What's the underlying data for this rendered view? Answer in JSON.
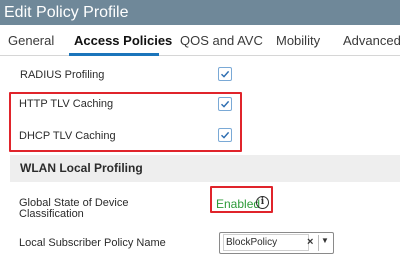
{
  "window": {
    "title": "Edit Policy Profile"
  },
  "tabs": [
    {
      "label": "General",
      "active": false
    },
    {
      "label": "Access Policies",
      "active": true
    },
    {
      "label": "QOS and AVC",
      "active": false
    },
    {
      "label": "Mobility",
      "active": false
    },
    {
      "label": "Advanced",
      "active": false
    }
  ],
  "fields": {
    "radius_profiling": {
      "label": "RADIUS Profiling",
      "checked": true
    },
    "http_tlv_caching": {
      "label": "HTTP TLV Caching",
      "checked": true
    },
    "dhcp_tlv_caching": {
      "label": "DHCP TLV Caching",
      "checked": true
    }
  },
  "section": {
    "title": "WLAN Local Profiling"
  },
  "global_state": {
    "label": "Global State of Device Classification",
    "label_line1": "Global State of Device",
    "label_line2": "Classification",
    "status": "Enabled",
    "info_glyph": "i"
  },
  "subscriber_policy": {
    "label": "Local Subscriber Policy Name",
    "value": "BlockPolicy",
    "clear_glyph": "×",
    "caret_glyph": "▼"
  },
  "colors": {
    "title_bar": "#6f8899",
    "active_tab_underline": "#1b75bb",
    "highlight": "#e0242b",
    "status_enabled": "#2e9b3a",
    "checkbox_border": "#7aa9d6"
  }
}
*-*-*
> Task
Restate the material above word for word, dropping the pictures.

> Response
What's the underlying data for this rendered view? Answer in JSON.
{
  "window": {
    "title": "Edit Policy Profile"
  },
  "tabs": [
    {
      "label": "General",
      "active": false
    },
    {
      "label": "Access Policies",
      "active": true
    },
    {
      "label": "QOS and AVC",
      "active": false
    },
    {
      "label": "Mobility",
      "active": false
    },
    {
      "label": "Advanced",
      "active": false
    }
  ],
  "fields": {
    "radius_profiling": {
      "label": "RADIUS Profiling",
      "checked": true
    },
    "http_tlv_caching": {
      "label": "HTTP TLV Caching",
      "checked": true
    },
    "dhcp_tlv_caching": {
      "label": "DHCP TLV Caching",
      "checked": true
    }
  },
  "section": {
    "title": "WLAN Local Profiling"
  },
  "global_state": {
    "label": "Global State of Device Classification",
    "label_line1": "Global State of Device",
    "label_line2": "Classification",
    "status": "Enabled",
    "info_glyph": "i"
  },
  "subscriber_policy": {
    "label": "Local Subscriber Policy Name",
    "value": "BlockPolicy",
    "clear_glyph": "×",
    "caret_glyph": "▼"
  },
  "colors": {
    "title_bar": "#6f8899",
    "active_tab_underline": "#1b75bb",
    "highlight": "#e0242b",
    "status_enabled": "#2e9b3a",
    "checkbox_border": "#7aa9d6"
  }
}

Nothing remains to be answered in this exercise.